Thursday, May 29, 2008

Notes from the Road-White Sands, NM


DriversSeatView, originally uploaded by carolsLittleWorld.

I was once again attacked by a tumbleweed. I'm starting to get some kind of a complex. Every time I visit New Mexico, do I have to get waylaid by another rolling bush? What is it about that state anyway? At one point, Kathy said to me, "You do realize that you were just attacked by a tumbleweed, don't you?"

"Yes, yes, I do," I replied. "It's probably the same one too. Just migrated south for the season and was all happy to see me again. 'Look! Here she is. She's back and I love her-let's cling!' Oh great. I have a stalker tumbleweed." (Of course, that's probably what Nicolas Cage might say about this point, but, hey, at least now I know how it feels. It's never too late to spread the love and all.)

El Paso drivers are insane, but you can get drunk as hell on margaritas in the airport, while waiting for your plane, which has been delayed for hours. Not like I would know or anything (Ok, so maybe I would.)

My rental car was that marvel of Korean engineering-the Hyundai Elantra. What a rice eating bucket of bolts if I ever drove one. (The oil light came on in less than 100 miles.) It almost made my "luxuriuos" Crapanese hatchback seem posh and sturdy. (Hey, I do have a sliding tray/cup holder thing. That's the "luxury," now stop playing with it before you break it.)

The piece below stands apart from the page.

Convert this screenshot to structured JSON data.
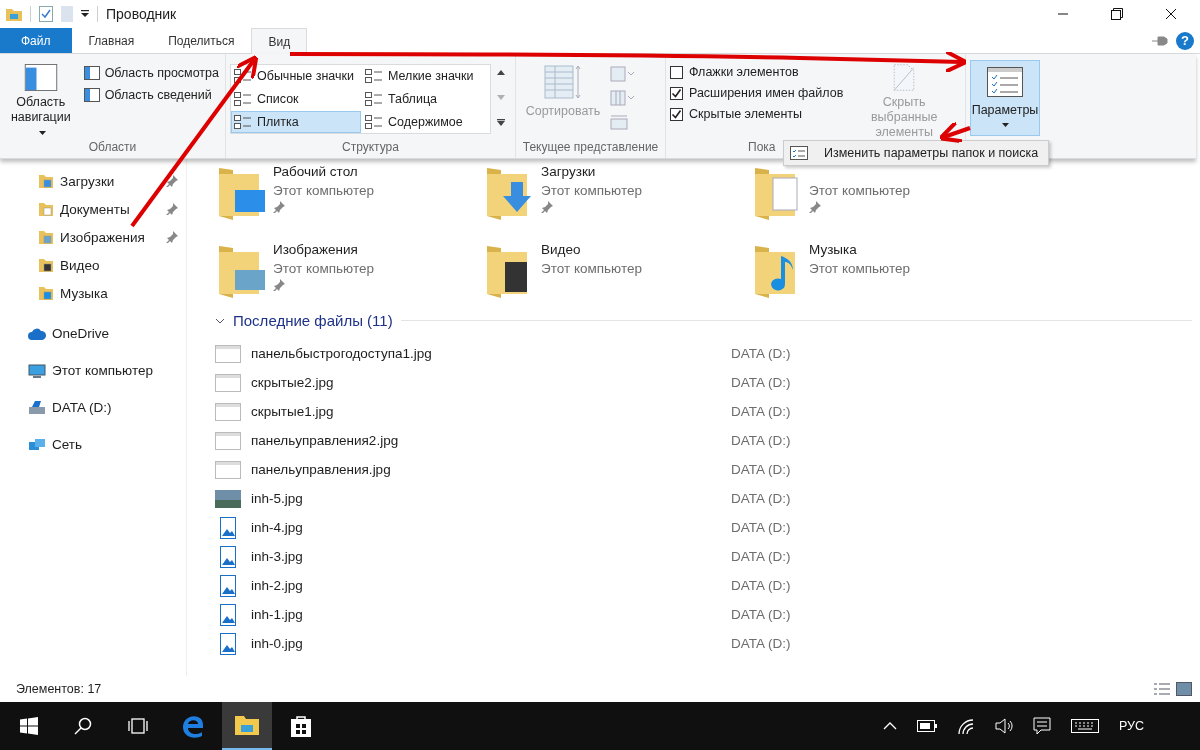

The rental car company gave me no less than 6 (count 'em, 6!) keys too, by the way. I don't know why, seeing as nobody in their right mind would actually want one of these Korean crap buckets but, hey, I had no less than six keys to protect me from those big, bad, wild free roaming Korean crap car thieves. (Get away! Go get your own crap bucket wtih an oil light that comes on in less than 100 miles. This one's locked. Harumph!)

At one point, on the way to the dunes, I got lost and thought, "Hmm. I don't really know which state I'm in, New Mexico or Texas." (I know this is hard for my European readers, who routinely pass through no less than sixteen countries for nothing more than a good latte but, believe me, Texas is BIG and hard to drive out of on a good day. Think of it as a sort of southern US mental asylum-they don't let us out easily.) Then, I saw a sign that read, "Slow Border Checkpoint Ahead" and I thought, "Oh just ducky. Nevermind the state, I don't know which country I'm in anymore." Juarez is not all that far away and it suddenly felt a whole lot closer, let me tell you. (By the way, I think it was actually New Mexico, north of the border, but, at this point, your guess might be as good as mine. Parts of El Paso are indistinguishable from Juarez and New Mexico looks a lot like old Mexico-hence the name.)

The rental car survived the trip 'round the border and made it to the Sands, by the pretty glow of the oil light, and I survived the trip back into the dunes. I had to parallel park that thing next to a giant sand dune (pictures to follow) too, which is no easy feat, not even for this New Yorker. Them dunes are bigger than Tonka Trucks, trust me.

Speaking of the dunes, they have odd traffic signs there. They have signs that say things like, "Slow Congested Area." Yeah right, and monkeys fly out of my butt. Reality check folks! There's nothing there but sand, sand, and, just in case you do get bored, lots more sand. Sand that sticks to your shoes, sand that gets into your eyes, sand that gets into crevices you'd rather not mention in mixed company. Everything is just either covered in sand, about to be covered in sand, or a tumbleweed thats blows across, you guessed it, sand covered landscapes (long enough to hug me and cling to my front bumper anyway.)

Driving across the dunes themselves is smooth. It looks like snow, it feels like snow but it's not cold and not slippery to drive across. It's actually smooth and easy to drive on, though it does sort of "kick up" a bit, almost like loose gravel. You leave a trail of small white pebbles in your wake but can drive quite comfortably across the White Sands.

All this and I'm happy to report the oil light finally stopped glowing, just in time for me to return the Korean crap bucket and wait hours (getting drunk) for my flight back to Austin. I did manage to sneak a couple of drive-by night shots (pictures to follow) including possibly my favorite of the trip-a shot taken after dusk, with the sand dunes lit only by my headlights and the moonlight glowing. (We enjoyed a full moon and actually got to shoot a little in the moonlight glow, which is quite eerie. Again, pictures to follow.)

All in all, it was a wonderful trip, though I'd hardly recommend a Hyundai, unless, of course, you are a paranoid driver who demands six keys and loves to bask in the glow of a "your engine needs attention" diagnostic light.

Until next time...

2 comments:

Peruby said...

Looking forward to the pictures. I lived with my sister in El Paso the summer of '82.

I like Kramer's quote on a Seinfeld episode. "I spent a month in El Paso one night."

Summed it up for me.

Carol said...

That's too funny. And it sounds just like El Paso, really it does.

I do feel like I've just spent a month there that night.